Canberra – Australian Foreign Minister Alexander Downer said on Tuesday that it would not be feasible for Australia to export Australian uranium to India via a third country. They have strictly taken one ground of limiting yellowcake exports to countries who have signed the nuclear nonproliferation treaty.
Since India is not a signatory to the treaty, it cannot seek any access to Australian uranium, hence Australian refused to supply uranium.
It became important to clarify, since Australia has recently signed a nuclear pact with China allowing Australian uranium to be sold to Chinese power stations, China had already signed the nuclear nonproliferation treaty in 1992.
The Sydney Morning Herald reported Australian mining companies BHP Billiton Ltd. (BHP.AU) and Energy Resources of Australia Ltd. (ERA.AU), majority owned by Rio Tinto PLC (RIO.AU), agreed to supply uranium to Taiwan.
The uranium will supply electricity producer Taipower, the newspaper said.
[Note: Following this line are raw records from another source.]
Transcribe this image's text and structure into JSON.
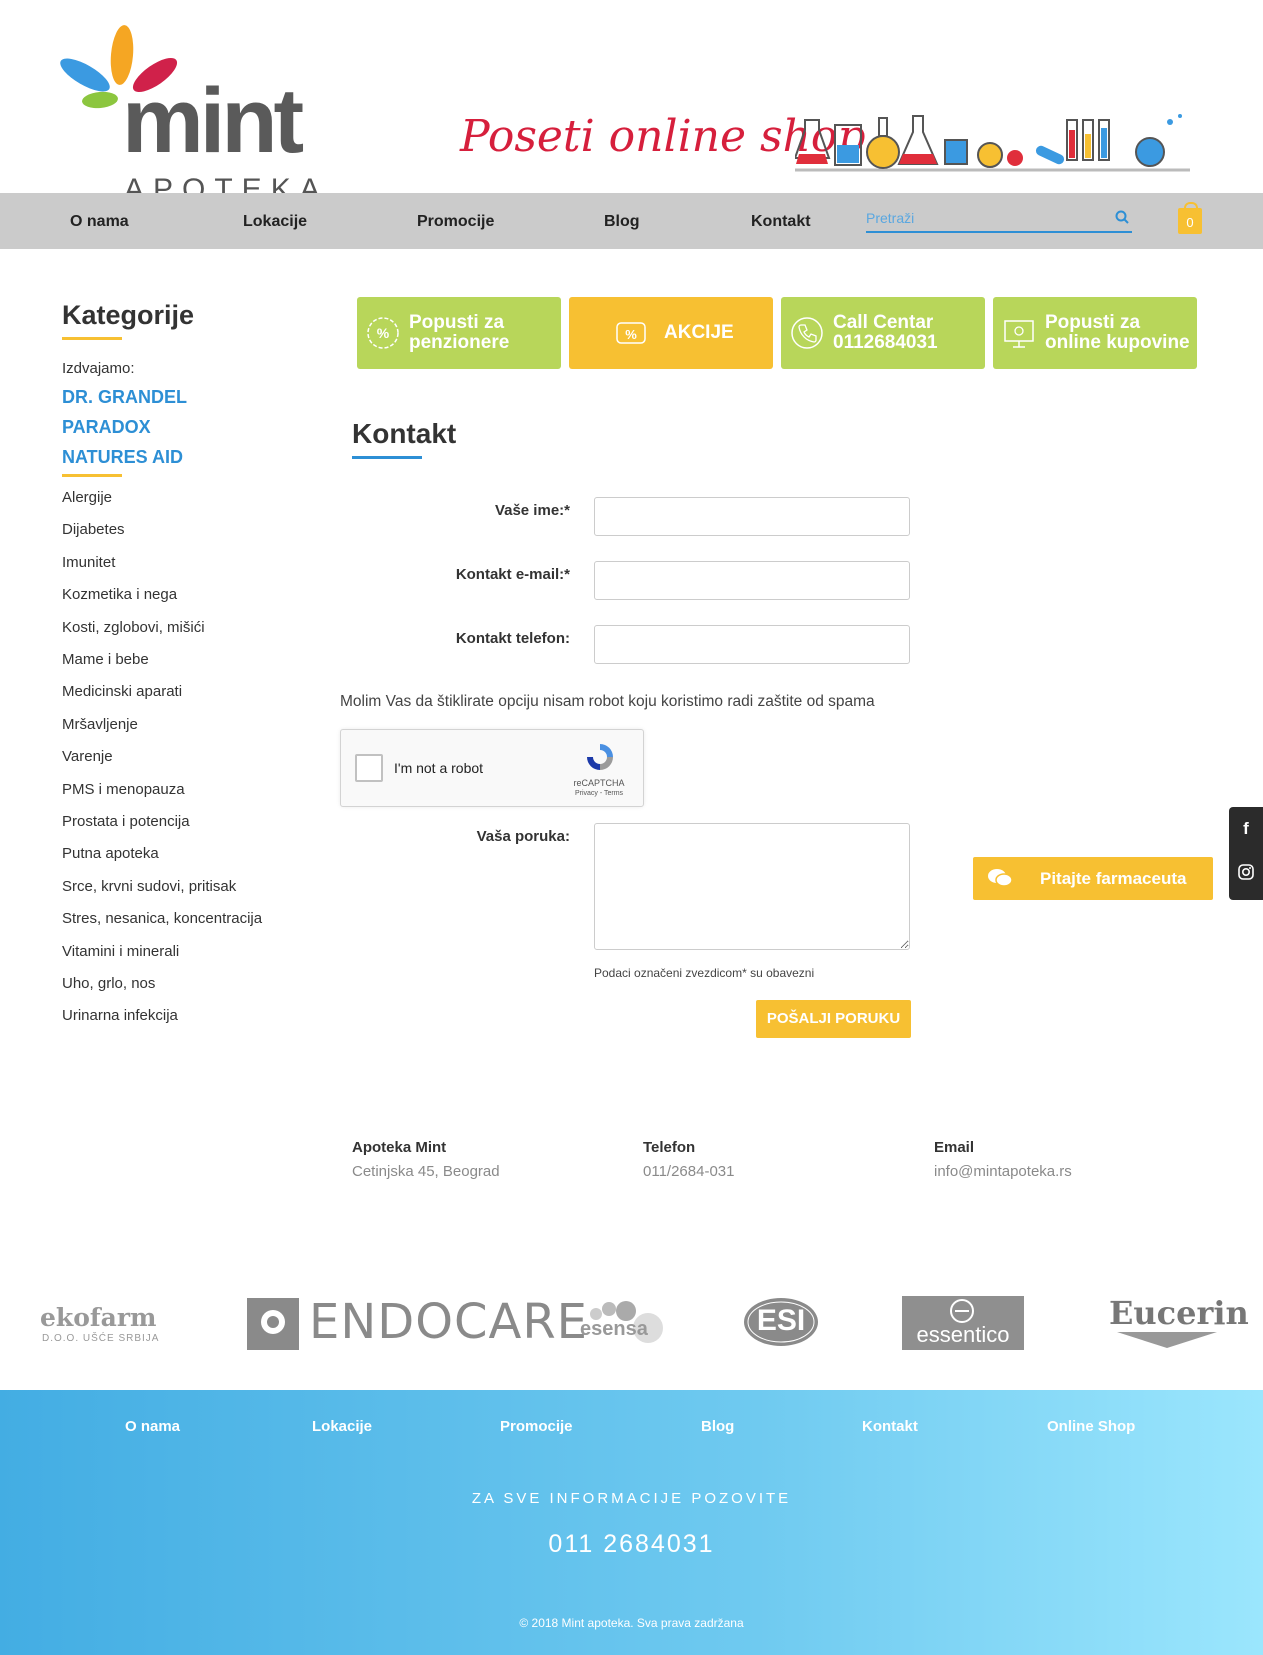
{
  "header": {
    "logo_word": "mint",
    "logo_sub": "APOTEKA",
    "promo_text": "Poseti online shop"
  },
  "nav": {
    "items": [
      "O nama",
      "Lokacije",
      "Promocije",
      "Blog",
      "Kontakt"
    ],
    "search_placeholder": "Pretraži",
    "cart_count": "0"
  },
  "sidebar": {
    "title": "Kategorije",
    "featured_label": "Izdvajamo:",
    "featured": [
      "DR. GRANDEL",
      "PARADOX",
      "NATURES AID"
    ],
    "categories": [
      "Alergije",
      "Dijabetes",
      "Imunitet",
      "Kozmetika i nega",
      "Kosti, zglobovi, mišići",
      "Mame i bebe",
      "Medicinski aparati",
      "Mršavljenje",
      "Varenje",
      "PMS i menopauza",
      "Prostata i potencija",
      "Putna apoteka",
      "Srce, krvni sudovi, pritisak",
      "Stres, nesanica, koncentracija",
      "Vitamini i minerali",
      "Uho, grlo, nos",
      "Urinarna infekcija"
    ]
  },
  "boxes": [
    {
      "line1": "Popusti za",
      "line2": "penzionere"
    },
    {
      "line1": "AKCIJE",
      "line2": ""
    },
    {
      "line1": "Call Centar",
      "line2": "0112684031"
    },
    {
      "line1": "Popusti za",
      "line2": "online kupovine"
    }
  ],
  "form": {
    "title": "Kontakt",
    "name_label": "Vaše ime:*",
    "email_label": "Kontakt e-mail:*",
    "phone_label": "Kontakt telefon:",
    "captcha_note": "Molim Vas da štiklirate opciju nisam robot koju koristimo radi zaštite od spama",
    "captcha_text": "I'm not a robot",
    "captcha_brand": "reCAPTCHA",
    "captcha_links": "Privacy - Terms",
    "message_label": "Vaša poruka:",
    "required_note": "Podaci označeni zvezdicom* su obavezni",
    "submit": "POŠALJI PORUKU"
  },
  "info": [
    {
      "title": "Apoteka Mint",
      "value": "Cetinjska 45, Beograd"
    },
    {
      "title": "Telefon",
      "value": "011/2684-031"
    },
    {
      "title": "Email",
      "value": "info@mintapoteka.rs"
    }
  ],
  "ask_button": "Pitajte farmaceuta",
  "brands": [
    "ekofarm",
    "D.O.O. UŠĆE SRBIJA",
    "ENDOCARE",
    "esensa",
    "ESI",
    "essentico",
    "Eucerin"
  ],
  "footer": {
    "links": [
      "O nama",
      "Lokacije",
      "Promocije",
      "Blog",
      "Kontakt",
      "Online Shop"
    ],
    "call_label": "ZA SVE INFORMACIJE POZOVITE",
    "phone": "011 2684031",
    "copyright": "© 2018 Mint apoteka. Sva prava zadržana"
  },
  "colors": {
    "accent_blue": "#2d8fd5",
    "yellow": "#f7c032",
    "green": "#b8d65a"
  }
}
Downer said the uranium deal was possible because of a treaty Australia signed with Taiwan in 2002.
“They (Australian uranium miners) can negotiate contracts and if they’re all in order those exports can take place but only via the U.S.,” Downer told ABC Radio.
Downer said Taiwan signed the nuclear proliferation treaty prior to 1972 when it was still recognized as a separate state to China.
“Although it’s no longer a state…it nevertheless fulfills all of its obligations under the NPT (nuclear proliferation treaty),” he said.